- [Activity]
Please reproduce every record, keeping each one exactly as written.

Interface dataset entries:
BEGIN

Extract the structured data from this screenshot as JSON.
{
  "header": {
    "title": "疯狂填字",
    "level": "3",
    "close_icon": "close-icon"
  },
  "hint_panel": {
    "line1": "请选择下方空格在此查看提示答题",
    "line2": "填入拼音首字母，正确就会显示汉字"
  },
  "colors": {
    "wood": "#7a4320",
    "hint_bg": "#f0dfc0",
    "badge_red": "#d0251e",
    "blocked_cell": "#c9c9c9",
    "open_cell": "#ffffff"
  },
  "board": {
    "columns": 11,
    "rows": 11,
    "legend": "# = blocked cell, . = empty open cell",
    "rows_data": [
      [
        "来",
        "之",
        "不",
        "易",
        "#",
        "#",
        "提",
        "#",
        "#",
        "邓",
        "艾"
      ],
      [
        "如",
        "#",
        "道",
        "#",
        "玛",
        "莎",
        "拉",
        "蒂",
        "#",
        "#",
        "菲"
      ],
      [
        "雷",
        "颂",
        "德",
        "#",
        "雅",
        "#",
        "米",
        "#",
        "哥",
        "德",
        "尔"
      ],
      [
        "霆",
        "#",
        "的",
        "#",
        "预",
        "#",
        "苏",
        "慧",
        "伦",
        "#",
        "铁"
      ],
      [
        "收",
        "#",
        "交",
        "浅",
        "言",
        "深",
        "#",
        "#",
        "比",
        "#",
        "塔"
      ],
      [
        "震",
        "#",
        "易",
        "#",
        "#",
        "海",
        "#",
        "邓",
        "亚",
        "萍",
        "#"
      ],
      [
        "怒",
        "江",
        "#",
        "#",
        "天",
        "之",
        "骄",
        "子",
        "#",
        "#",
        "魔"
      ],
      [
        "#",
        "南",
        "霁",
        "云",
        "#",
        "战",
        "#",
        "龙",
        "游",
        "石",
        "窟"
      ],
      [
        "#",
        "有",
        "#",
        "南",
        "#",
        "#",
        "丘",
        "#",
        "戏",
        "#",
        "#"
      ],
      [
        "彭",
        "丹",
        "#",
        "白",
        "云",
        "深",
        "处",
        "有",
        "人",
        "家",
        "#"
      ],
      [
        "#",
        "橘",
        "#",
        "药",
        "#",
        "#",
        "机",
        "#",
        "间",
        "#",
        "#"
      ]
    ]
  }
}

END

- [Exercise result]
Extract the structured data from this screenshot as JSON.
{
  "header": {
    "title": "疯狂填字",
    "level": "3",
    "close_icon": "close-icon"
  },
  "hint_panel": {
    "line1": "请选择下方空格在此查看提示答题",
    "line2": "填入拼音首字母，正确就会显示汉字"
  },
  "colors": {
    "wood": "#7a4320",
    "hint_bg": "#f0dfc0",
    "badge_red": "#d0251e",
    "blocked_cell": "#c9c9c9",
    "open_cell": "#ffffff"
  },
  "board": {
    "columns": 11,
    "rows": 11,
    "legend": "# = blocked cell, . = empty open cell",
    "rows_data": [
      [
        "来",
        "之",
        "不",
        "易",
        "#",
        "#",
        "提",
        "#",
        "#",
        "邓",
        "艾"
      ],
      [
        "如",
        "#",
        "道",
        "#",
        "玛",
        "莎",
        "拉",
        "蒂",
        "#",
        "#",
        "菲"
      ],
      [
        "雷",
        "颂",
        "德",
        "#",
        "雅",
        "#",
        "米",
        "#",
        "哥",
        "德",
        "尔"
      ],
      [
        "霆",
        "#",
        "的",
        "#",
        "预",
        "#",
        "苏",
        "慧",
        "伦",
        "#",
        "铁"
      ],
      [
        "收",
        "#",
        "交",
        "浅",
        "言",
        "深",
        "#",
        "#",
        "比",
        "#",
        "塔"
      ],
      [
        "震",
        "#",
        "易",
        "#",
        "#",
        "海",
        "#",
        "邓",
        "亚",
        "萍",
        "#"
      ],
      [
        "怒",
        "江",
        "#",
        "#",
        "天",
        "之",
        "骄",
        "子",
        "#",
        "#",
        "魔"
      ],
      [
        "#",
        "南",
        "霁",
        "云",
        "#",
        "战",
        "#",
        "龙",
        "游",
        "石",
        "窟"
      ],
      [
        "#",
        "有",
        "#",
        "南",
        "#",
        "#",
        "丘",
        "#",
        "戏",
        "#",
        "#"
      ],
      [
        "彭",
        "丹",
        "#",
        "白",
        "云",
        "深",
        "处",
        "有",
        "人",
        "家",
        "#"
      ],
      [
        "#",
        "橘",
        "#",
        "药",
        "#",
        "#",
        "机",
        "#",
        "间",
        "#",
        "#"
      ]
    ]
  }
}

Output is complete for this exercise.